Page and application data records
=-=-=-=-=

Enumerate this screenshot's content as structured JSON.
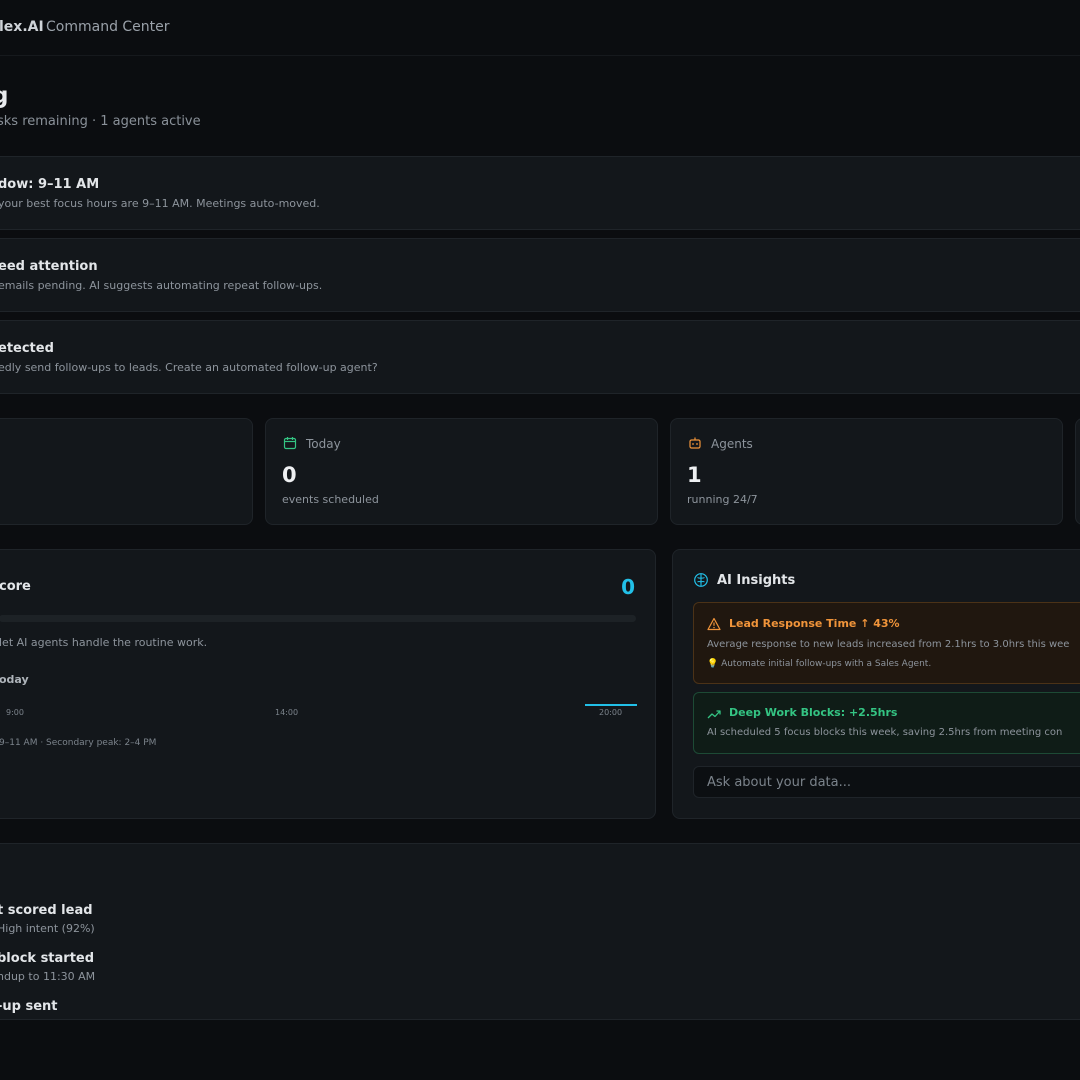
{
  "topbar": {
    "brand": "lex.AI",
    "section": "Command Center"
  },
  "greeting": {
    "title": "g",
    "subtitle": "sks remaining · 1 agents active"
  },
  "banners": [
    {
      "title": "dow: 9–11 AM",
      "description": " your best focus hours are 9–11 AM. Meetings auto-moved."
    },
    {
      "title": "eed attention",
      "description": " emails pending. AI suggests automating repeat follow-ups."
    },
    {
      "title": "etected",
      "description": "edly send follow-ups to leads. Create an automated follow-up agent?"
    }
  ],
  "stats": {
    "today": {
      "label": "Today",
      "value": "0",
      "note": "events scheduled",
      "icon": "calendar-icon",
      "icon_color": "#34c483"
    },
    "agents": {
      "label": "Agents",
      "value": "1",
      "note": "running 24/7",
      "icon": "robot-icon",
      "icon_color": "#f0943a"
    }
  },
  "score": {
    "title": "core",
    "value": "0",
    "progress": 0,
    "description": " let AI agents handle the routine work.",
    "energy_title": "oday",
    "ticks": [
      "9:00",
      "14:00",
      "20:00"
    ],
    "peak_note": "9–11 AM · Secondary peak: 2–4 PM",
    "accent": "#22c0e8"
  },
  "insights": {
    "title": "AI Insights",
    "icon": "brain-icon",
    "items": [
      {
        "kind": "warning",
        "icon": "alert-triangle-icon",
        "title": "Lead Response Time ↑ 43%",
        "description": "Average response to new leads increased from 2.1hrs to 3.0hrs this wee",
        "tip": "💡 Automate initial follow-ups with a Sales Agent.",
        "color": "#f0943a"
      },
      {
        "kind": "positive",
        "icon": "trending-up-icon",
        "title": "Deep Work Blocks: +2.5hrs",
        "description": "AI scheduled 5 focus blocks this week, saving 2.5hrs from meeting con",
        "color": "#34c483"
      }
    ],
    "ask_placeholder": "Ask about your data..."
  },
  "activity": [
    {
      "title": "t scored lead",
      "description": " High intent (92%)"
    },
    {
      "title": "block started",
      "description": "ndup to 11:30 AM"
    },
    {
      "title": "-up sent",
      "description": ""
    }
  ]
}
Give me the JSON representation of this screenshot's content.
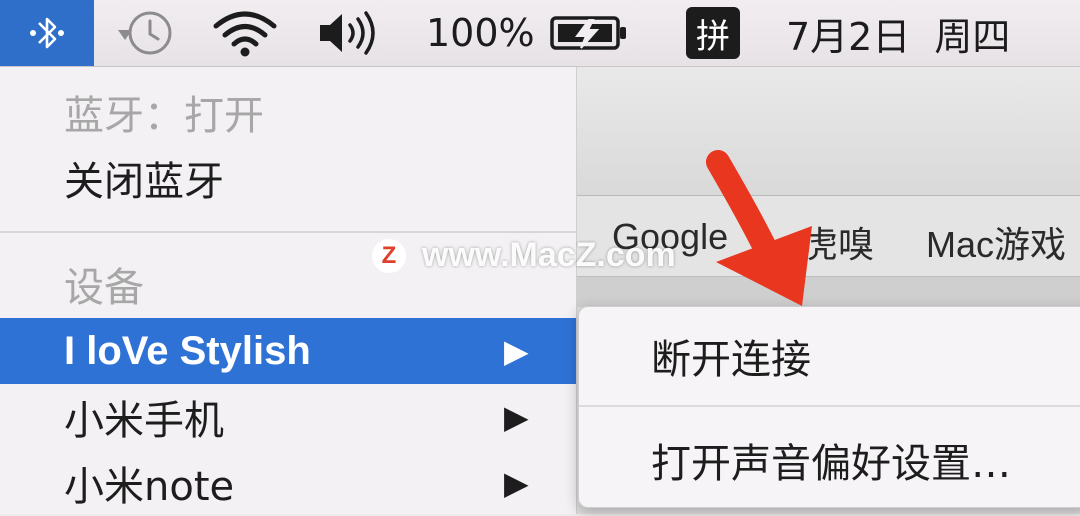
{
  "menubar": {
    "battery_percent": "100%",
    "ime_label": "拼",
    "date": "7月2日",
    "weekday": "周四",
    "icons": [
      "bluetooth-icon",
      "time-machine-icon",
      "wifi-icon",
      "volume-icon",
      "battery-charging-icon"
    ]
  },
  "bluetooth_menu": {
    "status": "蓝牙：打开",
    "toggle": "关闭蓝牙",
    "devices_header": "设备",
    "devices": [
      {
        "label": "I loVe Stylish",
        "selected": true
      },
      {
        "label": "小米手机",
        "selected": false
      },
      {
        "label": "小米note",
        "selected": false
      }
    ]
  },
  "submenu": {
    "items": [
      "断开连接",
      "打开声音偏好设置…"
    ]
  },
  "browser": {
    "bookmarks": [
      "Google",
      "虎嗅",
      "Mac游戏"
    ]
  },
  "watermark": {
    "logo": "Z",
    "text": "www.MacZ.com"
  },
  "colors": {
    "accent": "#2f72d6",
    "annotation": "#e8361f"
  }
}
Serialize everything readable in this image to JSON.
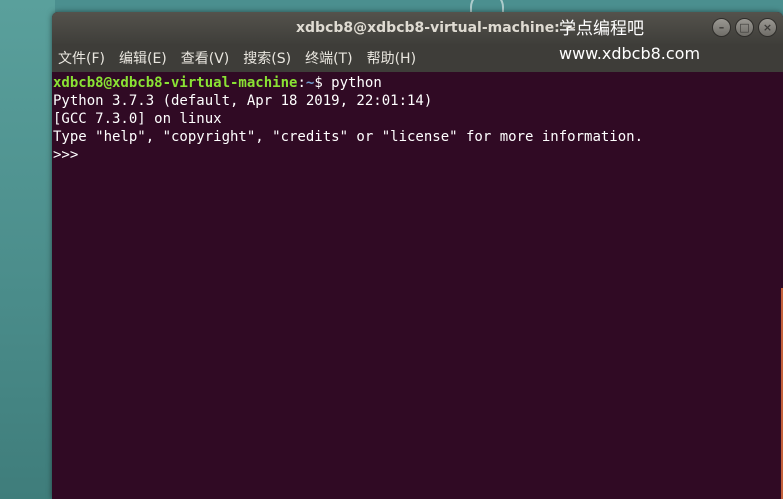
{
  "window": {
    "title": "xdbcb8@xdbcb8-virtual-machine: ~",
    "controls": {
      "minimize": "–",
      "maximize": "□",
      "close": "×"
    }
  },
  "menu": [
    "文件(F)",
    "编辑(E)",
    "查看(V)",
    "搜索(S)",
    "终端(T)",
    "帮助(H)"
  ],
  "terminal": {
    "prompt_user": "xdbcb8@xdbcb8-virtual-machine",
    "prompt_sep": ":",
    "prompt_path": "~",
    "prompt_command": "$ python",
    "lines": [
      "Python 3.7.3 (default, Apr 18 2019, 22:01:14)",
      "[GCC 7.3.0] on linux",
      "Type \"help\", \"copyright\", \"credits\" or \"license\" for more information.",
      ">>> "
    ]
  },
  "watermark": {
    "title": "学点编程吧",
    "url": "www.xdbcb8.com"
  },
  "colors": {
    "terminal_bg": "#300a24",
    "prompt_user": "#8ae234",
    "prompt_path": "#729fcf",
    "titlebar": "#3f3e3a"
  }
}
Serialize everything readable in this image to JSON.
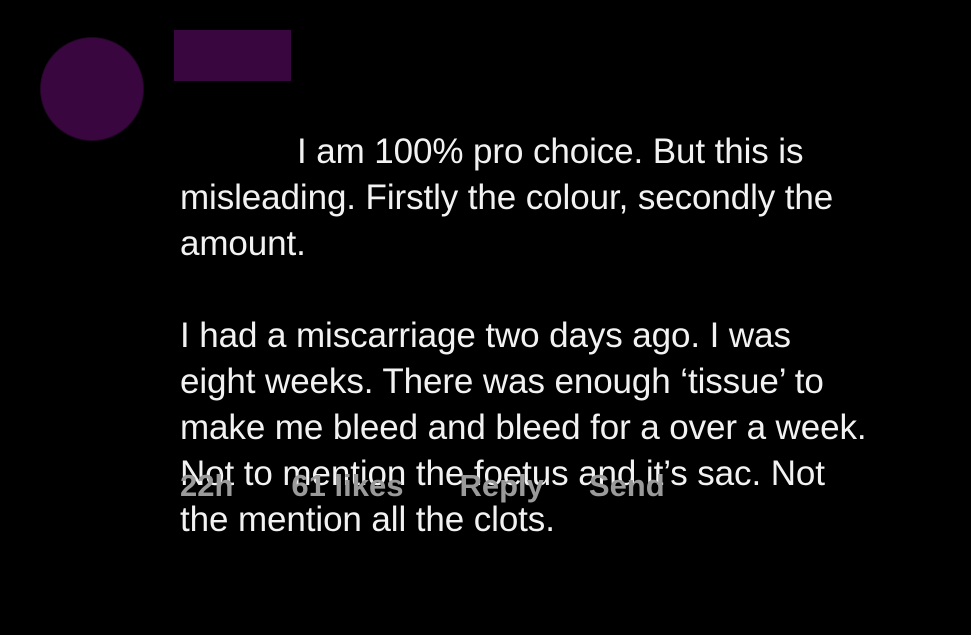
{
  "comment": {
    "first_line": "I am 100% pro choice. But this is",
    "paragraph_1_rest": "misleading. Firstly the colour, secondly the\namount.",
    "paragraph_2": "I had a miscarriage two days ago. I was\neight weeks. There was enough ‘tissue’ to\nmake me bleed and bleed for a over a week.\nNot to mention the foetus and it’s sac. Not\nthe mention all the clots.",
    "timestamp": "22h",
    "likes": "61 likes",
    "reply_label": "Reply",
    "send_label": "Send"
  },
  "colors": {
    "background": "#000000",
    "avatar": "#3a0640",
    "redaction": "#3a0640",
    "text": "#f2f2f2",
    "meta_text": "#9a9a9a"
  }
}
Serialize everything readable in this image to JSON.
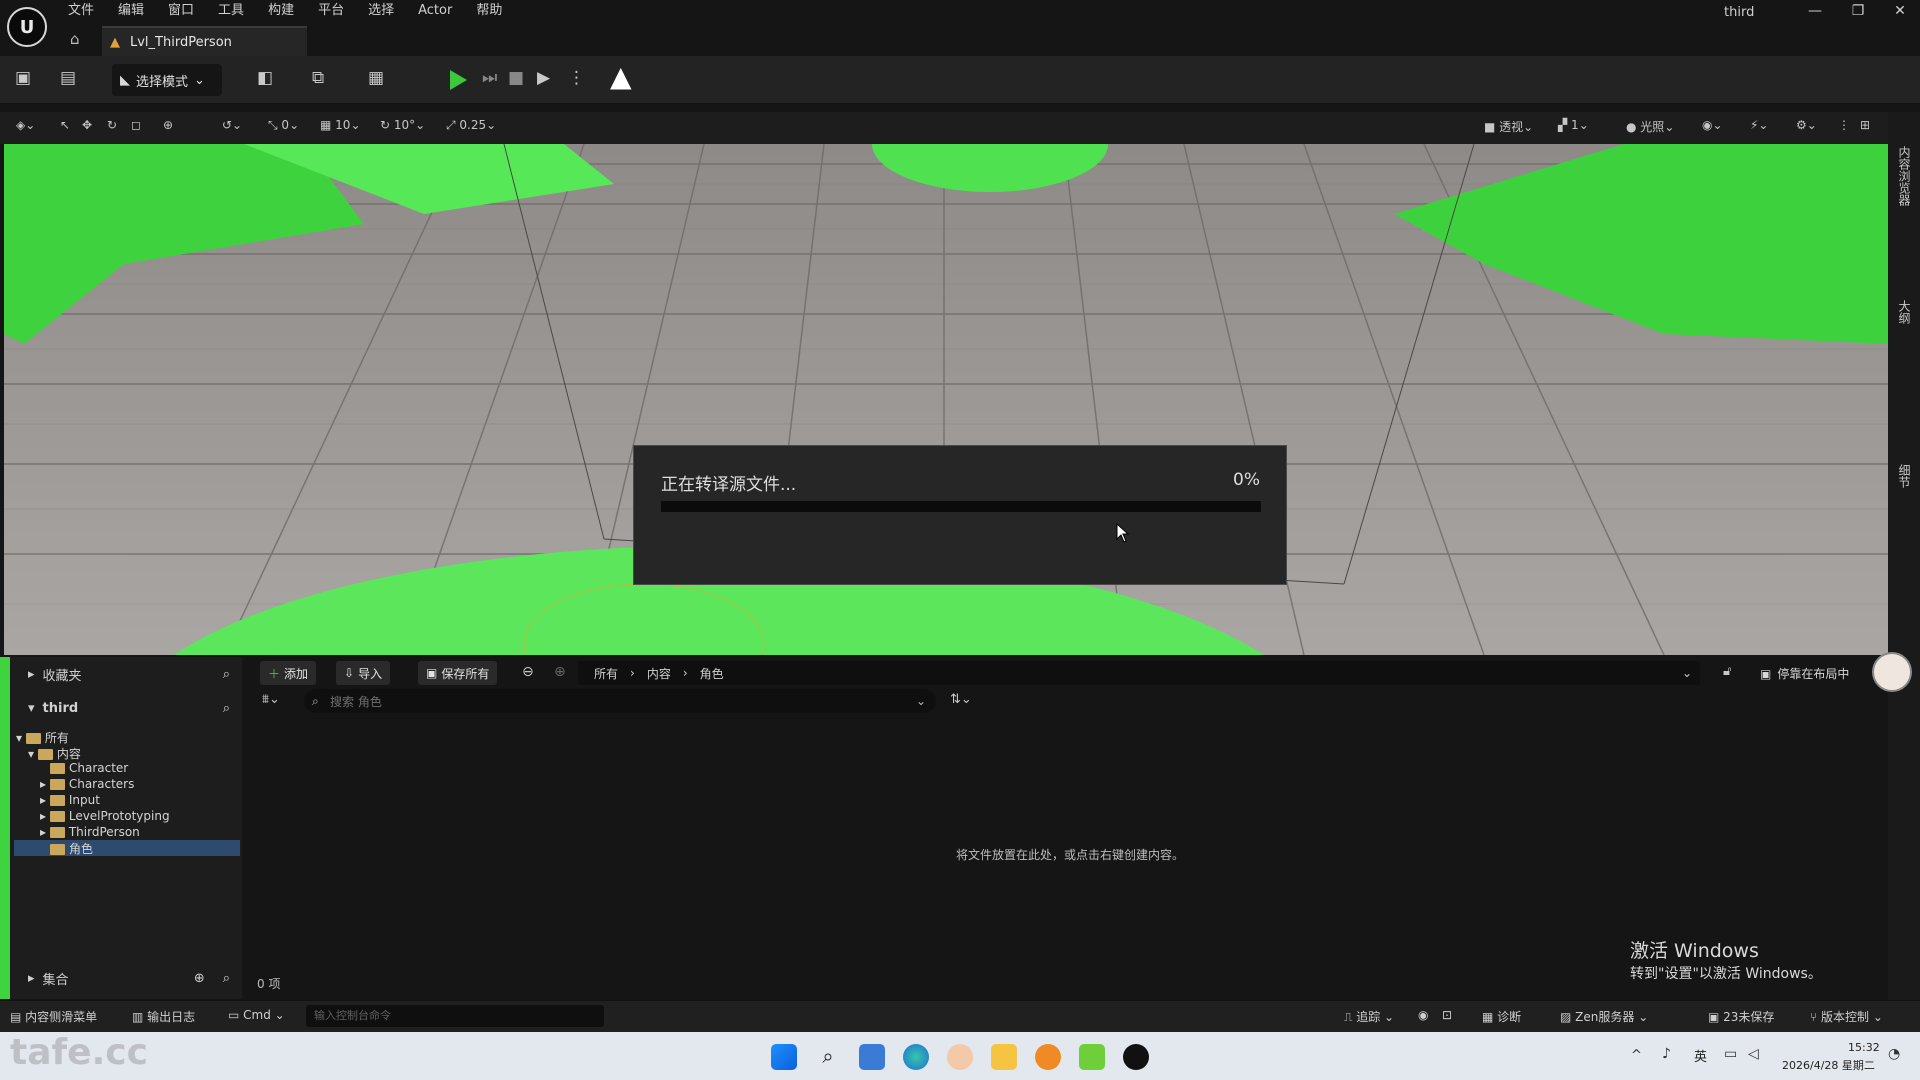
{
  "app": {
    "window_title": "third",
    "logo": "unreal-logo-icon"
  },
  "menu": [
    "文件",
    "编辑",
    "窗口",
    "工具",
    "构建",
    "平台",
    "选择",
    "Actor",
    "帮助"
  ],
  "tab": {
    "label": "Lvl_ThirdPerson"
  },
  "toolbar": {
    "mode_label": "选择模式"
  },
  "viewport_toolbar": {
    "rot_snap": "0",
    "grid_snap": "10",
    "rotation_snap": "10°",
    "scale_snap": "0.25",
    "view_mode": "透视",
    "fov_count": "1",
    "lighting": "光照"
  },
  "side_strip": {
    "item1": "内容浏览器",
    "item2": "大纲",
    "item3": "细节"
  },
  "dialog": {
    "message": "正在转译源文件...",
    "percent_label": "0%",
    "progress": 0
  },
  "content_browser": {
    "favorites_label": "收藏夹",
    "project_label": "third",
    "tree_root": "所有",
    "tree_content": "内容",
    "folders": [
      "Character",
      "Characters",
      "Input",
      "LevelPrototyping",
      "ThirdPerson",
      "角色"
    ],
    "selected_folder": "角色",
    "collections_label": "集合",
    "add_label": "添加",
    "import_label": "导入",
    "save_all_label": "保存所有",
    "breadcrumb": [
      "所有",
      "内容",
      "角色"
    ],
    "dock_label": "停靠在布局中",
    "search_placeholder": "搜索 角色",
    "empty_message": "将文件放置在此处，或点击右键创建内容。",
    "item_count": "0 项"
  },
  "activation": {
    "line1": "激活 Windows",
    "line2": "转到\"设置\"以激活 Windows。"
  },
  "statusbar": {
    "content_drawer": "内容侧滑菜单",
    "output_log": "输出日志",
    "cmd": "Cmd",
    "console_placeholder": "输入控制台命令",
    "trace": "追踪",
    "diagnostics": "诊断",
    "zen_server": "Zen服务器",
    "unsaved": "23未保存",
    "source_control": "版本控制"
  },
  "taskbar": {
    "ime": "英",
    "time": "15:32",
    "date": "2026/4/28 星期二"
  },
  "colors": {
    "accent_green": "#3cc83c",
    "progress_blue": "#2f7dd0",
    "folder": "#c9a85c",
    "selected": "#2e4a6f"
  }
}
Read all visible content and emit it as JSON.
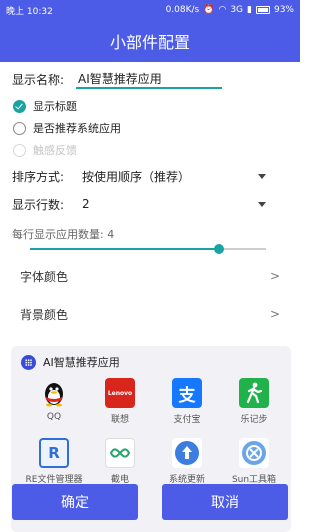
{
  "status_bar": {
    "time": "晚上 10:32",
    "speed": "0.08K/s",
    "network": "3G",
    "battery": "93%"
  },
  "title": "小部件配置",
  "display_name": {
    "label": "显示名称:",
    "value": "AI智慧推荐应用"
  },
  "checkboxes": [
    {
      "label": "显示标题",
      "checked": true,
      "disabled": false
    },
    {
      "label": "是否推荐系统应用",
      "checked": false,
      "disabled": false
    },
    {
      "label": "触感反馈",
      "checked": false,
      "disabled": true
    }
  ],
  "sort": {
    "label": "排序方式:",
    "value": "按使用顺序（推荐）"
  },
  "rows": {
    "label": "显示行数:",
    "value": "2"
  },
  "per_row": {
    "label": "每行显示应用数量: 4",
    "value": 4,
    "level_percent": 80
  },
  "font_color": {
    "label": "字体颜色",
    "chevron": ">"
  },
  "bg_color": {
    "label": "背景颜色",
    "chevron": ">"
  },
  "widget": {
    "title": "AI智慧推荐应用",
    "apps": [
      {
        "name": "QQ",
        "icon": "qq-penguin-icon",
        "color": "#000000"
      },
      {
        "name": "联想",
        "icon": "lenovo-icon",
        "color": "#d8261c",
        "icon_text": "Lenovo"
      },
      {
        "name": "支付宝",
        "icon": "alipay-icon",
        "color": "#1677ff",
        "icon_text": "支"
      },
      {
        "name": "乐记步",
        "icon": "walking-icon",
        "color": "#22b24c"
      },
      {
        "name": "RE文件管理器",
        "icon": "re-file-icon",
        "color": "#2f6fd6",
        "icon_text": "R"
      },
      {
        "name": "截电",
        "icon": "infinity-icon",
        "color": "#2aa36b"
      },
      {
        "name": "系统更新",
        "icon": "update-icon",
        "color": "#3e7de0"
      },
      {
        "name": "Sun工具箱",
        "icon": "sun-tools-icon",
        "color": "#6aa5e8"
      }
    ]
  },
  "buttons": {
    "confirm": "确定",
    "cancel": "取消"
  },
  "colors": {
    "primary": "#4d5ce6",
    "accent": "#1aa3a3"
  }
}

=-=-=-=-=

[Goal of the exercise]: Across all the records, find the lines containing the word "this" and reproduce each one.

[Answer space]:
Enumerate this screenshot's content as structured JSON.
        "description": "Average response to new leads increased from 2.1hrs to 3.0hrs this wee",
        "description": "AI scheduled 5 focus blocks this week, saving 2.5hrs from meeting con",
Give me the JSON representation of this screenshot's content.
Serialize everything readable in this image to JSON.
Serialize everything readable in this image to JSON.
    "first_line": "I am 100% pro choice. But this is",
Serialize everything readable in this image to JSON.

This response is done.